SOURCE INFORMATION:
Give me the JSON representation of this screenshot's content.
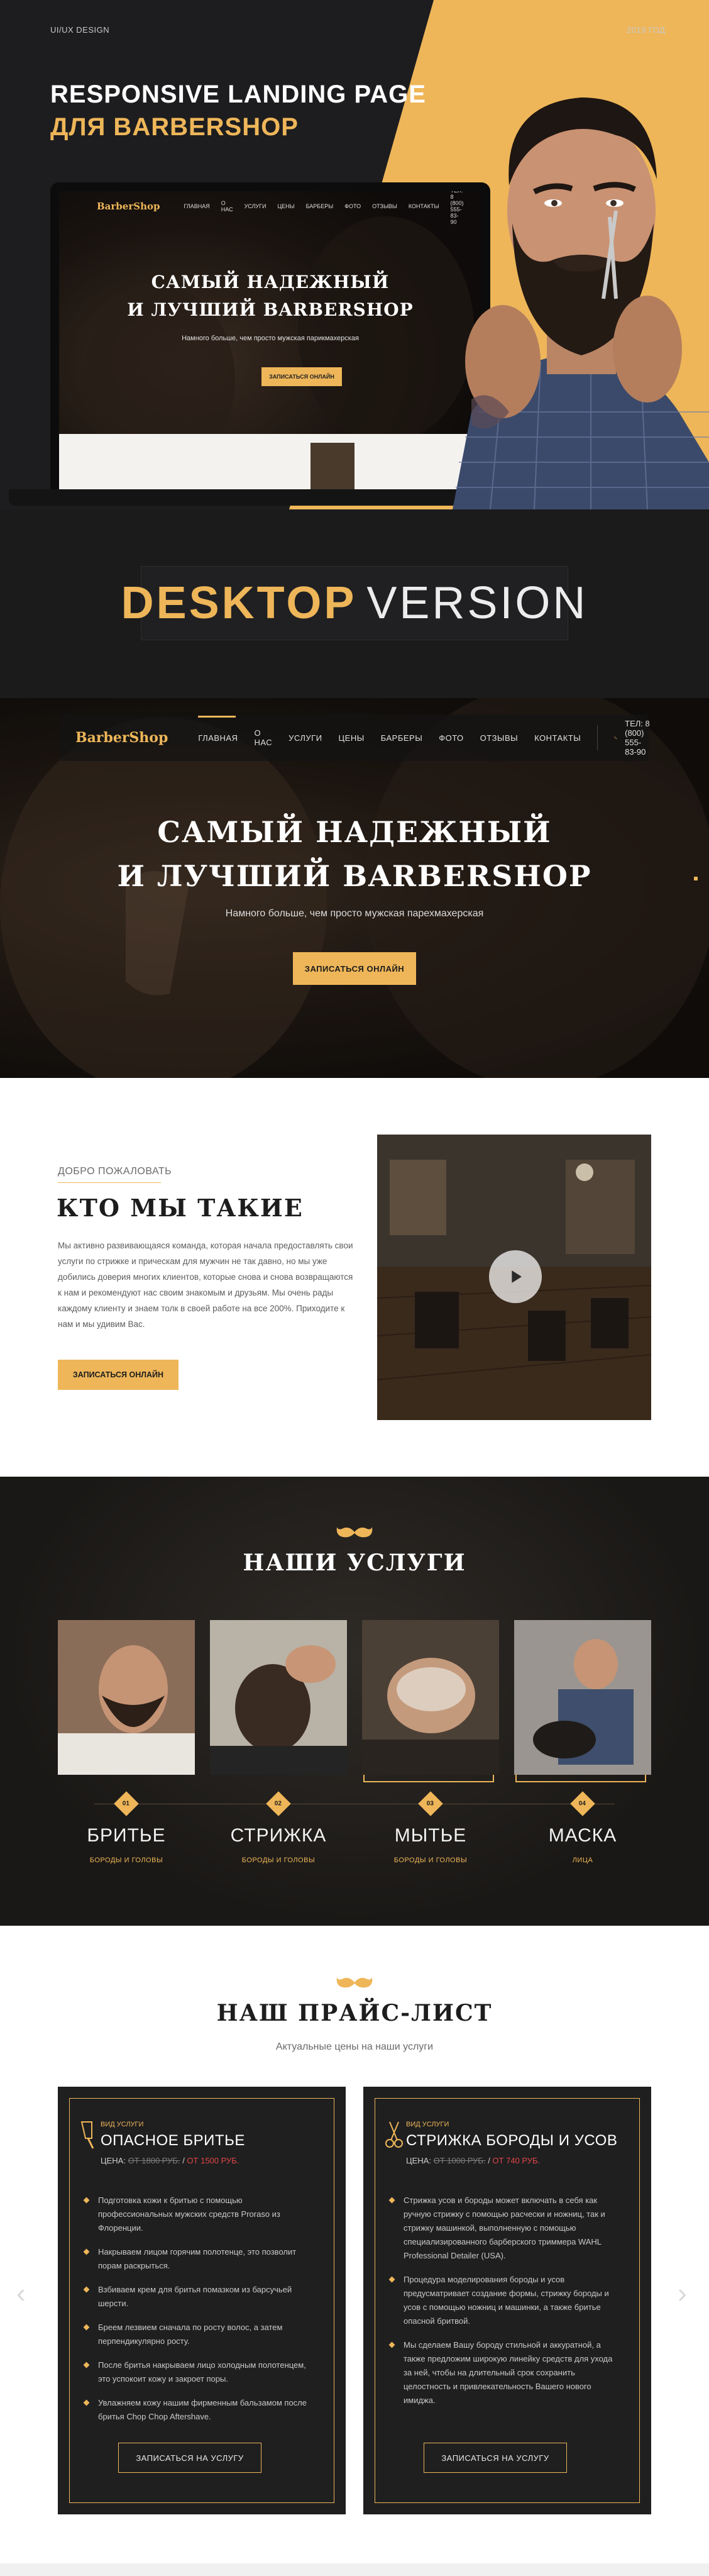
{
  "top": {
    "left_tag": "UI/UX DESIGN",
    "right_tag": "2019 ГОД"
  },
  "hero": {
    "title_line1": "RESPONSIVE LANDING PAGE",
    "title_line2": "ДЛЯ BARBERSHOP"
  },
  "mockup": {
    "logo": "BarberShop",
    "nav": [
      "ГЛАВНАЯ",
      "О НАС",
      "УСЛУГИ",
      "ЦЕНЫ",
      "БАРБЕРЫ",
      "ФОТО",
      "ОТЗЫВЫ",
      "КОНТАКТЫ"
    ],
    "phone": "ТЕЛ: 8 (800) 555-83-90",
    "headline1": "САМЫЙ НАДЕЖНЫЙ",
    "headline2": "И ЛУЧШИЙ BARBERSHOP",
    "subtitle": "Намного больше, чем просто мужская парикмахерская",
    "cta": "ЗАПИСАТЬСЯ ОНЛАЙН"
  },
  "desktop_version": {
    "bold": "DESKTOP",
    "light": "VERSION"
  },
  "desktop_hero": {
    "logo": "BarberShop",
    "nav": [
      "ГЛАВНАЯ",
      "О НАС",
      "УСЛУГИ",
      "ЦЕНЫ",
      "БАРБЕРЫ",
      "ФОТО",
      "ОТЗЫВЫ",
      "КОНТАКТЫ"
    ],
    "phone": "ТЕЛ: 8 (800) 555-83-90",
    "headline1": "САМЫЙ НАДЕЖНЫЙ",
    "headline2": "И ЛУЧШИЙ BARBERSHOP",
    "subtitle": "Намного больше, чем просто мужская парехмахерская",
    "cta": "ЗАПИСАТЬСЯ ОНЛАЙН"
  },
  "about": {
    "kicker": "ДОБРО ПОЖАЛОВАТЬ",
    "title": "КТО МЫ ТАКИЕ",
    "text": "Мы активно развивающаяся команда, которая начала предоставлять свои услуги по стрижке и прическам для мужчин не так давно, но мы уже добились доверия многих клиентов, которые снова и снова возвращаются к нам и рекомендуют нас своим знакомым и друзьям. Мы очень рады каждому клиенту и знаем толк в своей работе на все 200%. Приходите к нам и мы удивим Вас.",
    "cta": "ЗАПИСАТЬСЯ ОНЛАЙН"
  },
  "services": {
    "title": "НАШИ УСЛУГИ",
    "items": [
      {
        "num": "01",
        "name": "БРИТЬЕ",
        "sub": "БОРОДЫ И ГОЛОВЫ"
      },
      {
        "num": "02",
        "name": "СТРИЖКА",
        "sub": "БОРОДЫ И ГОЛОВЫ"
      },
      {
        "num": "03",
        "name": "МЫТЬЕ",
        "sub": "БОРОДЫ И ГОЛОВЫ"
      },
      {
        "num": "04",
        "name": "МАСКА",
        "sub": "ЛИЦА"
      }
    ]
  },
  "price": {
    "title": "НАШ ПРАЙС-ЛИСТ",
    "subtitle": "Актуальные цены на наши услуги",
    "cards": [
      {
        "kicker": "ВИД УСЛУГИ",
        "title": "ОПАСНОЕ БРИТЬЕ",
        "price_label": "ЦЕНА:",
        "old_price": "ОТ 1800 РУБ.",
        "new_price": "ОТ 1500 РУБ.",
        "items": [
          "Подготовка кожи к бритью с помощью профессиональных мужских средств Proraso из Флоренции.",
          "Накрываем лицом горячим полотенце, это позволит порам раскрыться.",
          "Взбиваем крем для бритья помазком из барсучьей шерсти.",
          "Бреем лезвием сначала по росту волос, а затем перпендикулярно росту.",
          "После бритья накрываем лицо холодным полотенцем, это успокоит кожу и закроет поры.",
          "Увлажняем кожу нашим фирменным бальзамом после бритья Chop Chop Aftershave."
        ],
        "cta": "ЗАПИСАТЬСЯ НА УСЛУГУ"
      },
      {
        "kicker": "ВИД УСЛУГИ",
        "title": "СТРИЖКА БОРОДЫ И УСОВ",
        "price_label": "ЦЕНА:",
        "old_price": "ОТ 1000 РУБ.",
        "new_price": "ОТ 740 РУБ.",
        "items": [
          "Стрижка усов и бороды может включать в себя как ручную стрижку с помощью расчески и ножниц, так и стрижку машинкой, выполненную с помощью специализированного барберского триммера WAHL Professional Detailer (USA).",
          "Процедура моделирования бороды и усов предусматривает создание формы, стрижку бороды и усов с помощью ножниц и машинки, а также бритье опасной бритвой.",
          "Мы сделаем Вашу бороду стильной и аккуратной, а также предложим широкую линейку средств для ухода за ней, чтобы на длительный срок сохранить целостность и привлекательность Вашего нового имиджа."
        ],
        "cta": "ЗАПИСАТЬСЯ НА УСЛУГУ"
      }
    ]
  },
  "colors": {
    "gold": "#eeb659",
    "dark": "#1d1d1f",
    "red": "#e24646"
  },
  "icons": [
    "phone-icon",
    "play-icon",
    "mustache-icon",
    "razor-icon",
    "scissors-icon",
    "arrow-left-icon",
    "arrow-right-icon"
  ]
}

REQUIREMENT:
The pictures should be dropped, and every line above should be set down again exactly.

COMPLETED EXERCISE:
Give me the JSON representation of this screenshot's content.
{
  "top": {
    "left_tag": "UI/UX DESIGN",
    "right_tag": "2019 ГОД"
  },
  "hero": {
    "title_line1": "RESPONSIVE LANDING PAGE",
    "title_line2": "ДЛЯ BARBERSHOP"
  },
  "mockup": {
    "logo": "BarberShop",
    "nav": [
      "ГЛАВНАЯ",
      "О НАС",
      "УСЛУГИ",
      "ЦЕНЫ",
      "БАРБЕРЫ",
      "ФОТО",
      "ОТЗЫВЫ",
      "КОНТАКТЫ"
    ],
    "phone": "ТЕЛ: 8 (800) 555-83-90",
    "headline1": "САМЫЙ НАДЕЖНЫЙ",
    "headline2": "И ЛУЧШИЙ BARBERSHOP",
    "subtitle": "Намного больше, чем просто мужская парикмахерская",
    "cta": "ЗАПИСАТЬСЯ ОНЛАЙН"
  },
  "desktop_version": {
    "bold": "DESKTOP",
    "light": "VERSION"
  },
  "desktop_hero": {
    "logo": "BarberShop",
    "nav": [
      "ГЛАВНАЯ",
      "О НАС",
      "УСЛУГИ",
      "ЦЕНЫ",
      "БАРБЕРЫ",
      "ФОТО",
      "ОТЗЫВЫ",
      "КОНТАКТЫ"
    ],
    "phone": "ТЕЛ: 8 (800) 555-83-90",
    "headline1": "САМЫЙ НАДЕЖНЫЙ",
    "headline2": "И ЛУЧШИЙ BARBERSHOP",
    "subtitle": "Намного больше, чем просто мужская парехмахерская",
    "cta": "ЗАПИСАТЬСЯ ОНЛАЙН"
  },
  "about": {
    "kicker": "ДОБРО ПОЖАЛОВАТЬ",
    "title": "КТО МЫ ТАКИЕ",
    "text": "Мы активно развивающаяся команда, которая начала предоставлять свои услуги по стрижке и прическам для мужчин не так давно, но мы уже добились доверия многих клиентов, которые снова и снова возвращаются к нам и рекомендуют нас своим знакомым и друзьям. Мы очень рады каждому клиенту и знаем толк в своей работе на все 200%. Приходите к нам и мы удивим Вас.",
    "cta": "ЗАПИСАТЬСЯ ОНЛАЙН"
  },
  "services": {
    "title": "НАШИ УСЛУГИ",
    "items": [
      {
        "num": "01",
        "name": "БРИТЬЕ",
        "sub": "БОРОДЫ И ГОЛОВЫ"
      },
      {
        "num": "02",
        "name": "СТРИЖКА",
        "sub": "БОРОДЫ И ГОЛОВЫ"
      },
      {
        "num": "03",
        "name": "МЫТЬЕ",
        "sub": "БОРОДЫ И ГОЛОВЫ"
      },
      {
        "num": "04",
        "name": "МАСКА",
        "sub": "ЛИЦА"
      }
    ]
  },
  "price": {
    "title": "НАШ ПРАЙС-ЛИСТ",
    "subtitle": "Актуальные цены на наши услуги",
    "cards": [
      {
        "kicker": "ВИД УСЛУГИ",
        "title": "ОПАСНОЕ БРИТЬЕ",
        "price_label": "ЦЕНА:",
        "old_price": "ОТ 1800 РУБ.",
        "new_price": "ОТ 1500 РУБ.",
        "items": [
          "Подготовка кожи к бритью с помощью профессиональных мужских средств Proraso из Флоренции.",
          "Накрываем лицом горячим полотенце, это позволит порам раскрыться.",
          "Взбиваем крем для бритья помазком из барсучьей шерсти.",
          "Бреем лезвием сначала по росту волос, а затем перпендикулярно росту.",
          "После бритья накрываем лицо холодным полотенцем, это успокоит кожу и закроет поры.",
          "Увлажняем кожу нашим фирменным бальзамом после бритья Chop Chop Aftershave."
        ],
        "cta": "ЗАПИСАТЬСЯ НА УСЛУГУ"
      },
      {
        "kicker": "ВИД УСЛУГИ",
        "title": "СТРИЖКА БОРОДЫ И УСОВ",
        "price_label": "ЦЕНА:",
        "old_price": "ОТ 1000 РУБ.",
        "new_price": "ОТ 740 РУБ.",
        "items": [
          "Стрижка усов и бороды может включать в себя как ручную стрижку с помощью расчески и ножниц, так и стрижку машинкой, выполненную с помощью специализированного барберского триммера WAHL Professional Detailer (USA).",
          "Процедура моделирования бороды и усов предусматривает создание формы, стрижку бороды и усов с помощью ножниц и машинки, а также бритье опасной бритвой.",
          "Мы сделаем Вашу бороду стильной и аккуратной, а также предложим широкую линейку средств для ухода за ней, чтобы на длительный срок сохранить целостность и привлекательность Вашего нового имиджа."
        ],
        "cta": "ЗАПИСАТЬСЯ НА УСЛУГУ"
      }
    ]
  },
  "colors": {
    "gold": "#eeb659",
    "dark": "#1d1d1f",
    "red": "#e24646"
  },
  "icons": [
    "phone-icon",
    "play-icon",
    "mustache-icon",
    "razor-icon",
    "scissors-icon",
    "arrow-left-icon",
    "arrow-right-icon"
  ]
}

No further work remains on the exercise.